Transports sail for China
The Supply sails for Lord Howe Island
Return of stock in the colony in May
The Supply returns
A convict wounded
Rush-cutters killed by the natives
His Majesty’s birthday
Behaviour of the convicts
Transports sail for England
Supply sails for Norfolk Island
May.] The month of May opened with the trial, conviction, and execution of James Bennett, a youth of seventeen years of age, for breaking open a tent belonging to the Charlotte transport, and stealing thereout property above the value of five shillings. He confessed that he had often merited death before he committed the crime for which he was then about to suffer, and that a love of idleness and bad connexions had been his ruin. He was executed immediately on receiving his sentence, in the hope of making a greater impression on the convicts than if it had been delayed for a day or two.

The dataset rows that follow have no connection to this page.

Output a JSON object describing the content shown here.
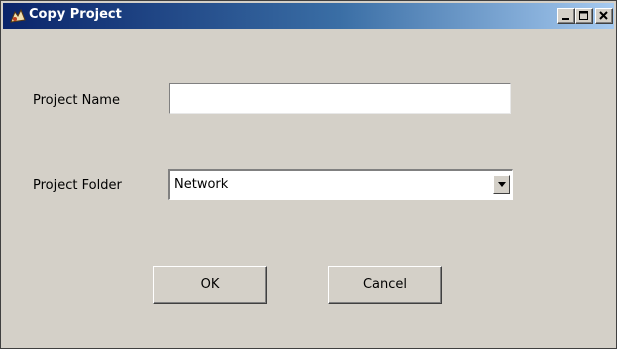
{
  "window": {
    "title": "Copy Project",
    "controls": {
      "minimize_icon": "minimize-icon",
      "maximize_icon": "maximize-icon",
      "close_icon": "close-icon"
    }
  },
  "form": {
    "project_name_label": "Project Name",
    "project_name_value": "",
    "project_folder_label": "Project Folder",
    "project_folder_selected": "Network"
  },
  "buttons": {
    "ok_label": "OK",
    "cancel_label": "Cancel"
  },
  "colors": {
    "titlebar_start": "#0a246a",
    "titlebar_end": "#a6caf0",
    "window_bg": "#d4d0c8"
  }
}
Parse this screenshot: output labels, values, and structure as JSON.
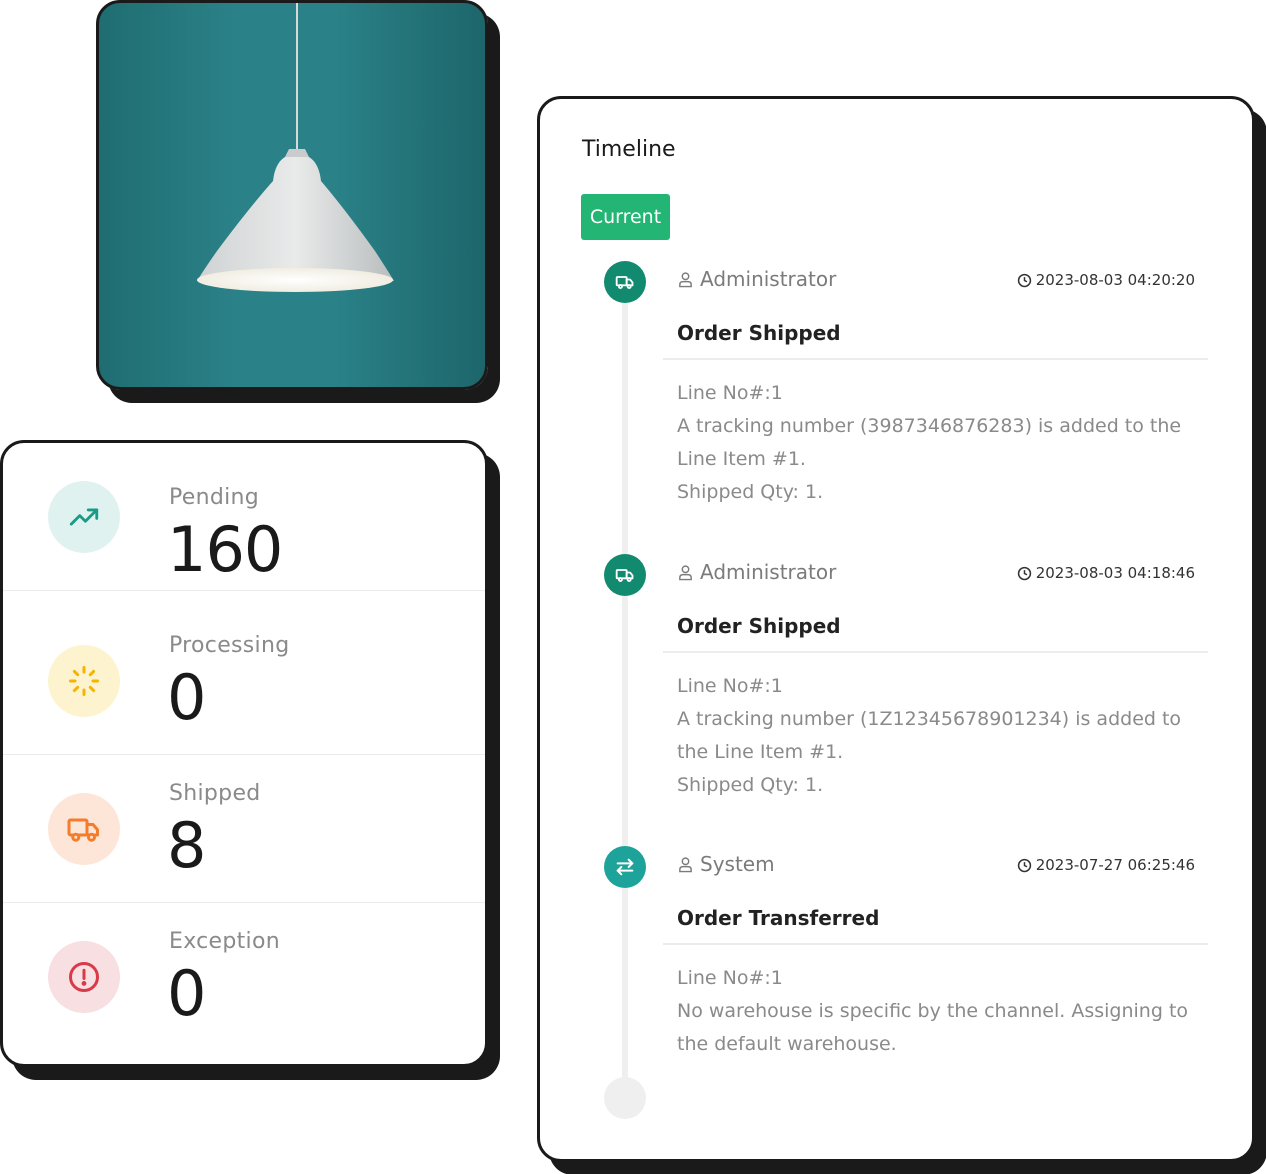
{
  "stats": [
    {
      "label": "Pending",
      "value": "160",
      "icon": "trending-up-icon",
      "icon_color": "#1a9b87",
      "bg": "#e0f2ef"
    },
    {
      "label": "Processing",
      "value": "0",
      "icon": "loader-icon",
      "icon_color": "#f4b400",
      "bg": "#fdf3cf"
    },
    {
      "label": "Shipped",
      "value": "8",
      "icon": "truck-icon",
      "icon_color": "#f57c2a",
      "bg": "#fde6d8"
    },
    {
      "label": "Exception",
      "value": "0",
      "icon": "alert-circle-icon",
      "icon_color": "#d93a4a",
      "bg": "#f8dfe2"
    }
  ],
  "timeline": {
    "title": "Timeline",
    "current_label": "Current",
    "entries": [
      {
        "user": "Administrator",
        "time": "2023-08-03 04:20:20",
        "event": "Order Shipped",
        "icon": "truck-icon",
        "lines": [
          "Line No#:1",
          "A tracking number (3987346876283) is added to the",
          "Line Item #1.",
          "Shipped Qty: 1."
        ]
      },
      {
        "user": "Administrator",
        "time": "2023-08-03 04:18:46",
        "event": "Order Shipped",
        "icon": "truck-icon",
        "lines": [
          "Line No#:1",
          "A tracking number (1Z12345678901234) is added to",
          "the Line Item #1.",
          "Shipped Qty: 1."
        ]
      },
      {
        "user": "System",
        "time": "2023-07-27 06:25:46",
        "event": "Order Transferred",
        "icon": "transfer-arrows-icon",
        "lines": [
          "Line No#:1",
          "No warehouse is specific by the channel. Assigning to",
          "the default warehouse."
        ]
      }
    ]
  },
  "colors": {
    "accent_green": "#22b573",
    "timeline_dot": "#128a6f",
    "timeline_dot_alt": "#1ea39a",
    "photo_bg": "#2a8187"
  }
}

There being no other shelter for the guard than tents, great inconvenience was found in placing under its charge more than one or two prisoners together. The convicts, therefore, who were confined at the guard until they could be conveyed to the southward, were sent to the Bare Island at the entrance of this cove, where they were to be supplied weekly with provisions from the store, and water from the Sirius, until an opportunity offered of sending them away.
The three transports sailed on the 5th, 6th, and 7th of this month for China. The Supply also sailed on the 6th for Lord Howe Island, to procure turtle and birds for the settlement, the scurvy continuing to resist every effort that could be made to check its progress by medicine; from the lateness of the season, however, little hope was entertained of her success.
The governor having directed every person in the settlement to make a return of what livestock was in his possession, the following appeared to be the total amount of stock in the colony:
1 Stallion 2 Bulls 19 Goats 5 Rabbits 35 Ducks 3 Mares 5 Cows 49 Hogs 18 Turkeys 122 Fowls 3 Colts 29 Sheep 25 Pigs 29 Geese 87 Chickens
There having been found among the convicts a person qualified to conduct the business of a bricklayer, a gang of labourers was put under his direction, and most of the huts which grew up in different parts of the cleared ground were erected by them. Another gang of labourers was put under the direction of a stonemason, and on the 15th the first stone of a building, intended for the residence of he governor until the government-house could be erected, was laid on the east side of the cove. The following inscription, engraven on a piece of copper, was placed in the foundation: